Referenced by
Citing PatentFiling datePublication dateApplicantTitle
US5187364 *Nov 14, 1990Feb 16, 1993National Research Council Of Canada/Conseil National De Recherches Du CanadaScanning device with waveform generator optimizer
US5585632 *Feb 28, 1995Dec 17, 1996University Of WashingtonWide-angle infrared cloud imager
US5870220 *Jul 12, 1996Feb 9, 1999Real-Time Geometry CorporationFor determining a three-dimensional profile of an object
US5991437 *Jul 12, 1996Nov 23, 1999Real-Time Geometry CorporationModular digital audio system having individualized functional modules
US6044170 *Mar 21, 1996Mar 28, 2000Real-Time Geometry CorporationSystem and method for rapid shape digitizing and adaptive mesh generation
US6246046Jan 21, 1999Jun 12, 2001University Of PittsburghMethod and apparatus for electronically controlled scanning of micro-area devices
US6549288May 14, 1999Apr 15, 2003Viewpoint Corp.Structured-light, triangulation-based three-dimensional digitizer
US7065242Mar 28, 2001Jun 20, 2006Viewpoint CorporationSystem and method of three-dimensional image capture and modeling
US7230637Dec 2, 2004Jun 12, 2007Lexmark International, Inc.Torsion oscillator current control driver
US7271383Aug 11, 2004Sep 18, 2007Lexmark International, Inc.Scanning system with feedback for a MEMS oscillating scanner
US7453456May 30, 2006Nov 18, 2008Enliven Marketing Technologies CorporationSystem and method of three-dimensional image capture and modeling
US7474803May 30, 2006Jan 6, 2009Enliven Marketing Technologies CorporationSystem and method of three-dimensional image capture and modeling
US7507951Dec 2, 2004Mar 24, 2009Lexmark International, Inc.Torsion oscillator voltage control driver with each of dual voltage polarity for each of dual channel
US8379191Jun 21, 2005Feb 19, 2013Leica Geosystems AgScanner system and method for registering surfaces
EP1238745A2 *Mar 5, 2002Sep 11, 2002Nec CorporationGalvanometer controller and laser machining apparatus
Classifications
U.S. Classification250/235, 358/494, 359/221.1
International ClassificationH04N1/053, H04N1/113
Cooperative ClassificationH04N2201/04755, H04N2201/0471, H04N1/053, H04N1/1135

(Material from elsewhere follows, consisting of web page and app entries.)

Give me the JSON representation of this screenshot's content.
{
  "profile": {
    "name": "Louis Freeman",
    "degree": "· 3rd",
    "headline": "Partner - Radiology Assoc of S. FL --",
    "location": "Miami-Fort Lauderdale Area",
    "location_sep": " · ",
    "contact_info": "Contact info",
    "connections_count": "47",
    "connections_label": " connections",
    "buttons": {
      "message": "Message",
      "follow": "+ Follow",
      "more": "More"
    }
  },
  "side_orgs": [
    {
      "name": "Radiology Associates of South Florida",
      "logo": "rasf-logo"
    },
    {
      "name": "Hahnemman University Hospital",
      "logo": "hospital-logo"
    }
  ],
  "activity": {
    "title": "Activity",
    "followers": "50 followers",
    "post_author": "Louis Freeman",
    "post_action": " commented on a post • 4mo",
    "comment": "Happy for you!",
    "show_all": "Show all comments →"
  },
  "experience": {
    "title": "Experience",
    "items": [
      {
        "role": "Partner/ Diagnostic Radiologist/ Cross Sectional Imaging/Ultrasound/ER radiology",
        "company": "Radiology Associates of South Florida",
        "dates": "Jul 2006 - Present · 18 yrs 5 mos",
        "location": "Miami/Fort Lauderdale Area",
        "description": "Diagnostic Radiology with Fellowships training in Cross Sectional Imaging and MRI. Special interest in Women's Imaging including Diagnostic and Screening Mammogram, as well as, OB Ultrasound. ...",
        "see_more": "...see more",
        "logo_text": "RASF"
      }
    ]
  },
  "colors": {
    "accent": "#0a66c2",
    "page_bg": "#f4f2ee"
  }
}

European ClassificationH04N1/053
Legal Events
DateCodeEventDescription
Jun 22, 2000FPAYFee payment
Year of fee payment: 12
Jul 24, 1996FPAYFee payment

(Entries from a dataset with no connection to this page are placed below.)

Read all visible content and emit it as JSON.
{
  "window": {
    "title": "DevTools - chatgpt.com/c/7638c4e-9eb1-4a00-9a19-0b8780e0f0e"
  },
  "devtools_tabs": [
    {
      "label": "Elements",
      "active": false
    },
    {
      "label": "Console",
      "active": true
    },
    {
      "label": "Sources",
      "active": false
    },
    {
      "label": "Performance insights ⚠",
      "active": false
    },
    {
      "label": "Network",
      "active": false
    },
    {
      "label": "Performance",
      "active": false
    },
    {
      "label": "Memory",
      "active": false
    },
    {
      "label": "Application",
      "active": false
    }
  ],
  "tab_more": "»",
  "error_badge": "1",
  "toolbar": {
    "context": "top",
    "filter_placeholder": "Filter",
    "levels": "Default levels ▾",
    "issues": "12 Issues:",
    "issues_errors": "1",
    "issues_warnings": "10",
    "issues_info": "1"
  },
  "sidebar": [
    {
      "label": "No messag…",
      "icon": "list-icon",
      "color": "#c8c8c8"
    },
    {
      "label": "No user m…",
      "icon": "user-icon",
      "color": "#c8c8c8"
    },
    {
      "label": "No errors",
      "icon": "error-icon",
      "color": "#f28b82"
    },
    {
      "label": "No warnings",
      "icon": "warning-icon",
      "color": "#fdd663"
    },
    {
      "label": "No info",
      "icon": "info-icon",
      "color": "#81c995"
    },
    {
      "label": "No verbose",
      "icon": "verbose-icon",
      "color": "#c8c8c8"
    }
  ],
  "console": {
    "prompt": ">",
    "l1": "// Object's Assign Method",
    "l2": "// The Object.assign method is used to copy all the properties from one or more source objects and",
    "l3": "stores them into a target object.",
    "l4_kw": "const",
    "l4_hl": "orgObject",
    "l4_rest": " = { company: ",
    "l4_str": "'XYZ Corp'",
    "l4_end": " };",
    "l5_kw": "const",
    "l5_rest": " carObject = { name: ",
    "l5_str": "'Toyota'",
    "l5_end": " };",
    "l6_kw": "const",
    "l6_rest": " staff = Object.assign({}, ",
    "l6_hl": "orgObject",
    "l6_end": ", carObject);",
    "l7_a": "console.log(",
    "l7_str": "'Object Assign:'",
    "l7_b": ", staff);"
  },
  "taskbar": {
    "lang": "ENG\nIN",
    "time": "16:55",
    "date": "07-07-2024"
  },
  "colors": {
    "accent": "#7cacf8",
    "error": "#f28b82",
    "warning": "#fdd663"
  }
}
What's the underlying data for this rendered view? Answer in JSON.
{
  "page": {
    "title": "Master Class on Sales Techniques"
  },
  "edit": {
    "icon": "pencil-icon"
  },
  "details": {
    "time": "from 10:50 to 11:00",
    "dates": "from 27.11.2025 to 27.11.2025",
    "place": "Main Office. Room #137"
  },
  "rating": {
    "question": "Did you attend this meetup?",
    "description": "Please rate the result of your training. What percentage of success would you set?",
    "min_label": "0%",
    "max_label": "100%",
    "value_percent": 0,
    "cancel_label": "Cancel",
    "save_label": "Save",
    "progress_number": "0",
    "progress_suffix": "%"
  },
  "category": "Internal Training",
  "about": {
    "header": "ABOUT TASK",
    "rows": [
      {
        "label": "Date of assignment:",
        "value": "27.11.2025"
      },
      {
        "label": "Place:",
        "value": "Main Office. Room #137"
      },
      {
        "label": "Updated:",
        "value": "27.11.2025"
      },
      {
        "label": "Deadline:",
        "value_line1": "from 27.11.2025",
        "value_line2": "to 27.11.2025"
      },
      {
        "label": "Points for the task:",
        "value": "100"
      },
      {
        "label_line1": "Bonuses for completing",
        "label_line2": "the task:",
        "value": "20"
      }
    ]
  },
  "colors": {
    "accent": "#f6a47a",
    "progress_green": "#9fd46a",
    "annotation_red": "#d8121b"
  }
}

Year of fee payment: 8
Jul 14, 1992FPAYFee payment
Year of fee payment: 4
Feb 25, 1992ASAssignment
Owner name: NATIONAL RESEARCH COUNCIL OF CANADA, CANADA

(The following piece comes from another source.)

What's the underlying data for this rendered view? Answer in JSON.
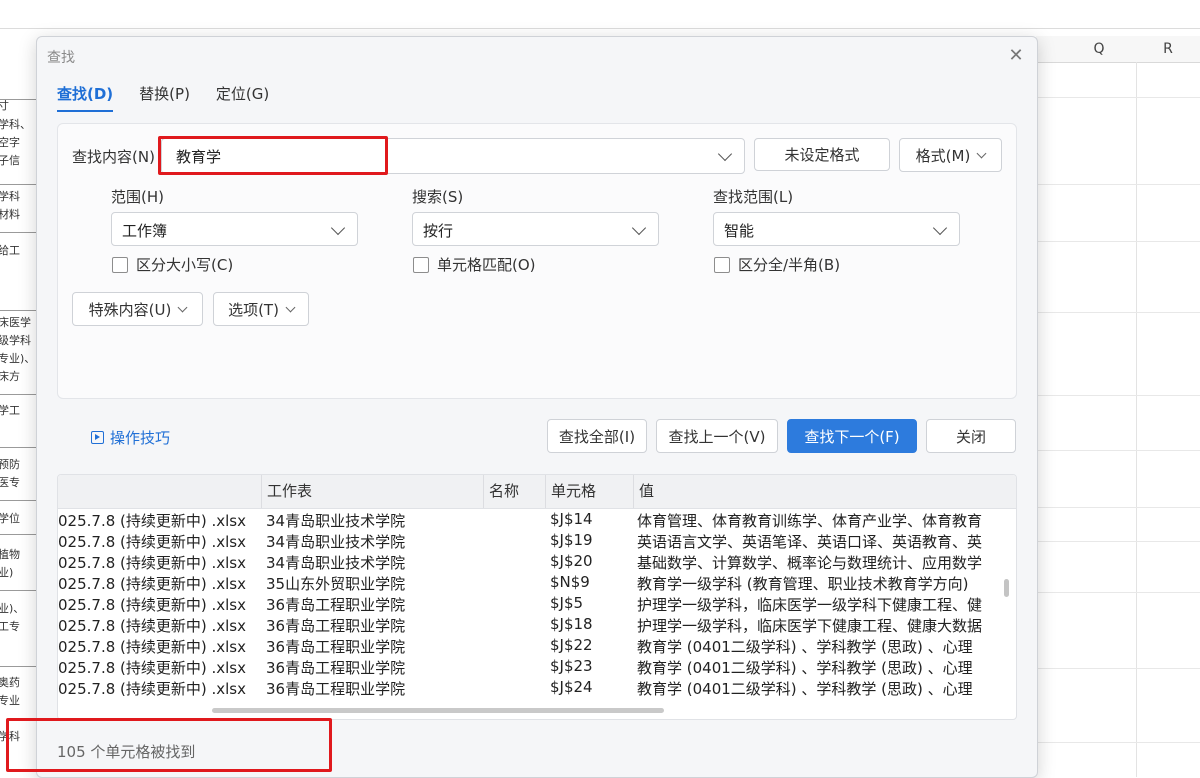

Free format text: ASSIGNMENT OF ASSIGNORS INTEREST.;ASSIGNOR:CANADIAN PATENTS AND DEVELOPMENT LIMITED/SOCIETE CANADIENNE DES BREVETS ET D EXPLOITATION LIMITEE;REEL/FRAME:006062/0242
Effective date: 19920102
Oct 27, 1988ASAssignment
Owner name: CANADIAN PATENTS AND DEVELOPMENT LIMITED/SOCIETE C
Free format text: ASSIGNMENT OF ASSIGNORS INTEREST.;ASSIGNOR:BLAIS, FRANCOIS;REEL/FRAME:004967/0267
Effective date: 19880718
Free format text: ASSIGNMENT OF ASSIGNORS INTEREST;ASSIGNOR:BLAIS, FRANCOIS;REEL/FRAME:004967/0267